Recorded data:
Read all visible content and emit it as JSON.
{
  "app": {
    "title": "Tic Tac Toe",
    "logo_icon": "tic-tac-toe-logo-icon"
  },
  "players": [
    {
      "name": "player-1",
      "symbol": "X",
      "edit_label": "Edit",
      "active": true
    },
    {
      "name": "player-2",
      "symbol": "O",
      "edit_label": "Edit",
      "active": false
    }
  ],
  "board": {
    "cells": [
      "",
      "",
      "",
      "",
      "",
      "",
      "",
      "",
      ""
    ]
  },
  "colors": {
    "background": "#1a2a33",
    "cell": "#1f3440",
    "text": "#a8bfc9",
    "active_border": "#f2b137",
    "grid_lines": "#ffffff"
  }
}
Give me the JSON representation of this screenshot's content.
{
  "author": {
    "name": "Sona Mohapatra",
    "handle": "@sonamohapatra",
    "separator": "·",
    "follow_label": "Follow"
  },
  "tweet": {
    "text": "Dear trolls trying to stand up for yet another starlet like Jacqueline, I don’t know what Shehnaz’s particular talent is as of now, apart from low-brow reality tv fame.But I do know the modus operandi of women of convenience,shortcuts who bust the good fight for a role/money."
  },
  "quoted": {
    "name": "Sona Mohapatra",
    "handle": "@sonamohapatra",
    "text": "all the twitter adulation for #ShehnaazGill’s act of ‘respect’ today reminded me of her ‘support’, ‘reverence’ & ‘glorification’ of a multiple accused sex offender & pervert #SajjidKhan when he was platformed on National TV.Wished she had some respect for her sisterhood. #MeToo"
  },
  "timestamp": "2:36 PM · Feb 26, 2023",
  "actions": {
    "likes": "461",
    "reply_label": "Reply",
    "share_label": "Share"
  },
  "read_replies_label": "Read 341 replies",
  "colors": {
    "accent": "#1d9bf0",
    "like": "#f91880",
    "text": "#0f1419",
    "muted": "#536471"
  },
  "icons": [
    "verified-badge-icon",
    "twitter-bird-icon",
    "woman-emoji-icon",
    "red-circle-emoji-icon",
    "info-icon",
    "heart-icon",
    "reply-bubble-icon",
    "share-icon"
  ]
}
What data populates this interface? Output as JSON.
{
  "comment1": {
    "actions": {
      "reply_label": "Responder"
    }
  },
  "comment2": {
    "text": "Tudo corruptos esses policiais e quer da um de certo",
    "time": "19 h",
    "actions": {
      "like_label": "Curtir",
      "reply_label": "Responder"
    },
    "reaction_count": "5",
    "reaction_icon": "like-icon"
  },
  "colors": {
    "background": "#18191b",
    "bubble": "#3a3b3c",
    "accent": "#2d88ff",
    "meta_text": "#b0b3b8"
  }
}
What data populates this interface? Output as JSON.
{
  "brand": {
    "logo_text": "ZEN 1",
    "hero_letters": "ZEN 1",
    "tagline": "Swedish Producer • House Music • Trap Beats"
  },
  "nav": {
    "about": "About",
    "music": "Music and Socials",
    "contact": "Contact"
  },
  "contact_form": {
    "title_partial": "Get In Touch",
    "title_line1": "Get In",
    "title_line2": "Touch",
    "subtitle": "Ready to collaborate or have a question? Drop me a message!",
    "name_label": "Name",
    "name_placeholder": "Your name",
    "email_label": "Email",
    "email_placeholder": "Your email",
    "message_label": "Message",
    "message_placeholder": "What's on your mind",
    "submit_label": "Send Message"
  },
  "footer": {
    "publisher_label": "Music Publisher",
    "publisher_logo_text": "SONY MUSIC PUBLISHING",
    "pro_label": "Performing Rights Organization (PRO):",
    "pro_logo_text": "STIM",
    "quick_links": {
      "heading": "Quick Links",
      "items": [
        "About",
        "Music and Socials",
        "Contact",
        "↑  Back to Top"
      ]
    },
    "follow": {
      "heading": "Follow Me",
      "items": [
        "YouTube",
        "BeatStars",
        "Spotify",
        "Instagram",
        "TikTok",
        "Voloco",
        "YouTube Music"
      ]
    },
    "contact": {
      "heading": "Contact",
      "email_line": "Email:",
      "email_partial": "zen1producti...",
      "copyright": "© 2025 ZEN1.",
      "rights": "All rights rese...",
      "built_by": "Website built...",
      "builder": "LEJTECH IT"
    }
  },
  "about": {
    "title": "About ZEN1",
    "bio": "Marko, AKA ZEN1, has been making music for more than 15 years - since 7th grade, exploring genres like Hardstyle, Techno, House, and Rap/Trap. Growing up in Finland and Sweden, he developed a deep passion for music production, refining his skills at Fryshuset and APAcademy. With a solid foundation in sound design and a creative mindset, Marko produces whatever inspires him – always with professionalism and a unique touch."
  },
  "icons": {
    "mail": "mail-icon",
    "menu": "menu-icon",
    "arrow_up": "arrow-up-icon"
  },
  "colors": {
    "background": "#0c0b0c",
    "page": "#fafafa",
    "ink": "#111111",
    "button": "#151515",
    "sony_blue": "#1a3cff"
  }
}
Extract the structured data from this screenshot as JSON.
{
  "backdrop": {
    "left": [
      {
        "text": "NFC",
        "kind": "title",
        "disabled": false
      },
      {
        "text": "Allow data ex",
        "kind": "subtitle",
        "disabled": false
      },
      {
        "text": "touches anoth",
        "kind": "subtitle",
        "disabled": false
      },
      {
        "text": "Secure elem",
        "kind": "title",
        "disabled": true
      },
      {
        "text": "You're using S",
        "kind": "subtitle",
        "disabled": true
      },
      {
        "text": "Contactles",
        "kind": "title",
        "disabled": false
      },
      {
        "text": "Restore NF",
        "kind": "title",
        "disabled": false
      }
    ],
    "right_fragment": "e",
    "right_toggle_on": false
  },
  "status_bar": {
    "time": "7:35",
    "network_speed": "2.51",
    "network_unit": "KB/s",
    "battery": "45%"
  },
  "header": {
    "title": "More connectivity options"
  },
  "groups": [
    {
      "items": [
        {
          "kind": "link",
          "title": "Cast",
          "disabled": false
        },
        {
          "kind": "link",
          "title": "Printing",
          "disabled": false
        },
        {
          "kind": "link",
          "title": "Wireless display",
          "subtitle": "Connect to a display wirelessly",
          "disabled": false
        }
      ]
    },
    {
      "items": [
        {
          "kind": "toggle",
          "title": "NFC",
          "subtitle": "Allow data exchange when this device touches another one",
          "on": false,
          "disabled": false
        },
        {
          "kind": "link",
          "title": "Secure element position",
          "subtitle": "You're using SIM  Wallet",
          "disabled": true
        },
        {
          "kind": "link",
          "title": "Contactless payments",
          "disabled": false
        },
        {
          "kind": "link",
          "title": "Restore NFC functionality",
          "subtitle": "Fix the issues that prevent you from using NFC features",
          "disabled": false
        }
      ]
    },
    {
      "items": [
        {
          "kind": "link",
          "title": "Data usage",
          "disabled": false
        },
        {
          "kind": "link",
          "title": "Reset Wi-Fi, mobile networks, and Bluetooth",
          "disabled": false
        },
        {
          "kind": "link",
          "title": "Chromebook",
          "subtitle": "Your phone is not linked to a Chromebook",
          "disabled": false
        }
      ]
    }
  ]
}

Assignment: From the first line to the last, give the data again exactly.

Response box:
Read all visible content and emit it as JSON.
{
  "app": {
    "title": "Tic Tac Toe",
    "logo_icon": "tic-tac-toe-logo-icon"
  },
  "players": [
    {
      "name": "player-1",
      "symbol": "X",
      "edit_label": "Edit",
      "active": true
    },
    {
      "name": "player-2",
      "symbol": "O",
      "edit_label": "Edit",
      "active": false
    }
  ],
  "board": {
    "cells": [
      "",
      "",
      "",
      "",
      "",
      "",
      "",
      "",
      ""
    ]
  },
  "colors": {
    "background": "#1a2a33",
    "cell": "#1f3440",
    "text": "#a8bfc9",
    "active_border": "#f2b137",
    "grid_lines": "#ffffff"
  }
}
Give me the JSON representation of this screenshot's content.
{
  "author": {
    "name": "Sona Mohapatra",
    "handle": "@sonamohapatra",
    "separator": "·",
    "follow_label": "Follow"
  },
  "tweet": {
    "text": "Dear trolls trying to stand up for yet another starlet like Jacqueline, I don’t know what Shehnaz’s particular talent is as of now, apart from low-brow reality tv fame.But I do know the modus operandi of women of convenience,shortcuts who bust the good fight for a role/money."
  },
  "quoted": {
    "name": "Sona Mohapatra",
    "handle": "@sonamohapatra",
    "text": "all the twitter adulation for #ShehnaazGill’s act of ‘respect’ today reminded me of her ‘support’, ‘reverence’ & ‘glorification’ of a multiple accused sex offender & pervert #SajjidKhan when he was platformed on National TV.Wished she had some respect for her sisterhood. #MeToo"
  },
  "timestamp": "2:36 PM · Feb 26, 2023",
  "actions": {
    "likes": "461",
    "reply_label": "Reply",
    "share_label": "Share"
  },
  "read_replies_label": "Read 341 replies",
  "colors": {
    "accent": "#1d9bf0",
    "like": "#f91880",
    "text": "#0f1419",
    "muted": "#536471"
  },
  "icons": [
    "verified-badge-icon",
    "twitter-bird-icon",
    "woman-emoji-icon",
    "red-circle-emoji-icon",
    "info-icon",
    "heart-icon",
    "reply-bubble-icon",
    "share-icon"
  ]
}
What data populates this interface? Output as JSON.
{
  "comment1": {
    "actions": {
      "reply_label": "Responder"
    }
  },
  "comment2": {
    "text": "Tudo corruptos esses policiais e quer da um de certo",
    "time": "19 h",
    "actions": {
      "like_label": "Curtir",
      "reply_label": "Responder"
    },
    "reaction_count": "5",
    "reaction_icon": "like-icon"
  },
  "colors": {
    "background": "#18191b",
    "bubble": "#3a3b3c",
    "accent": "#2d88ff",
    "meta_text": "#b0b3b8"
  }
}
What data populates this interface? Output as JSON.
{
  "brand": {
    "logo_text": "ZEN 1",
    "hero_letters": "ZEN 1",
    "tagline": "Swedish Producer • House Music • Trap Beats"
  },
  "nav": {
    "about": "About",
    "music": "Music and Socials",
    "contact": "Contact"
  },
  "contact_form": {
    "title_partial": "Get In Touch",
    "title_line1": "Get In",
    "title_line2": "Touch",
    "subtitle": "Ready to collaborate or have a question? Drop me a message!",
    "name_label": "Name",
    "name_placeholder": "Your name",
    "email_label": "Email",
    "email_placeholder": "Your email",
    "message_label": "Message",
    "message_placeholder": "What's on your mind",
    "submit_label": "Send Message"
  },
  "footer": {
    "publisher_label": "Music Publisher",
    "publisher_logo_text": "SONY MUSIC PUBLISHING",
    "pro_label": "Performing Rights Organization (PRO):",
    "pro_logo_text": "STIM",
    "quick_links": {
      "heading": "Quick Links",
      "items": [
        "About",
        "Music and Socials",
        "Contact",
        "↑  Back to Top"
      ]
    },
    "follow": {
      "heading": "Follow Me",
      "items": [
        "YouTube",
        "BeatStars",
        "Spotify",
        "Instagram",
        "TikTok",
        "Voloco",
        "YouTube Music"
      ]
    },
    "contact": {
      "heading": "Contact",
      "email_line": "Email:",
      "email_partial": "zen1producti...",
      "copyright": "© 2025 ZEN1.",
      "rights": "All rights rese...",
      "built_by": "Website built...",
      "builder": "LEJTECH IT"
    }
  },
  "about": {
    "title": "About ZEN1",
    "bio": "Marko, AKA ZEN1, has been making music for more than 15 years - since 7th grade, exploring genres like Hardstyle, Techno, House, and Rap/Trap. Growing up in Finland and Sweden, he developed a deep passion for music production, refining his skills at Fryshuset and APAcademy. With a solid foundation in sound design and a creative mindset, Marko produces whatever inspires him – always with professionalism and a unique touch."
  },
  "icons": {
    "mail": "mail-icon",
    "menu": "menu-icon",
    "arrow_up": "arrow-up-icon"
  },
  "colors": {
    "background": "#0c0b0c",
    "page": "#fafafa",
    "ink": "#111111",
    "button": "#151515",
    "sony_blue": "#1a3cff"
  }
}
Extract the structured data from this screenshot as JSON.
{
  "backdrop": {
    "left": [
      {
        "text": "NFC",
        "kind": "title",
        "disabled": false
      },
      {
        "text": "Allow data ex",
        "kind": "subtitle",
        "disabled": false
      },
      {
        "text": "touches anoth",
        "kind": "subtitle",
        "disabled": false
      },
      {
        "text": "Secure elem",
        "kind": "title",
        "disabled": true
      },
      {
        "text": "You're using S",
        "kind": "subtitle",
        "disabled": true
      },
      {
        "text": "Contactles",
        "kind": "title",
        "disabled": false
      },
      {
        "text": "Restore NF",
        "kind": "title",
        "disabled": false
      }
    ],
    "right_fragment": "e",
    "right_toggle_on": false
  },
  "status_bar": {
    "time": "7:35",
    "network_speed": "2.51",
    "network_unit": "KB/s",
    "battery": "45%"
  },
  "header": {
    "title": "More connectivity options"
  },
  "groups": [
    {
      "items": [
        {
          "kind": "link",
          "title": "Cast",
          "disabled": false
        },
        {
          "kind": "link",
          "title": "Printing",
          "disabled": false
        },
        {
          "kind": "link",
          "title": "Wireless display",
          "subtitle": "Connect to a display wirelessly",
          "disabled": false
        }
      ]
    },
    {
      "items": [
        {
          "kind": "toggle",
          "title": "NFC",
          "subtitle": "Allow data exchange when this device touches another one",
          "on": false,
          "disabled": false
        },
        {
          "kind": "link",
          "title": "Secure element position",
          "subtitle": "You're using SIM  Wallet",
          "disabled": true
        },
        {
          "kind": "link",
          "title": "Contactless payments",
          "disabled": false
        },
        {
          "kind": "link",
          "title": "Restore NFC functionality",
          "subtitle": "Fix the issues that prevent you from using NFC features",
          "disabled": false
        }
      ]
    },
    {
      "items": [
        {
          "kind": "link",
          "title": "Data usage",
          "disabled": false
        },
        {
          "kind": "link",
          "title": "Reset Wi-Fi, mobile networks, and Bluetooth",
          "disabled": false
        },
        {
          "kind": "link",
          "title": "Chromebook",
          "subtitle": "Your phone is not linked to a Chromebook",
          "disabled": false
        }
      ]
    }
  ]
}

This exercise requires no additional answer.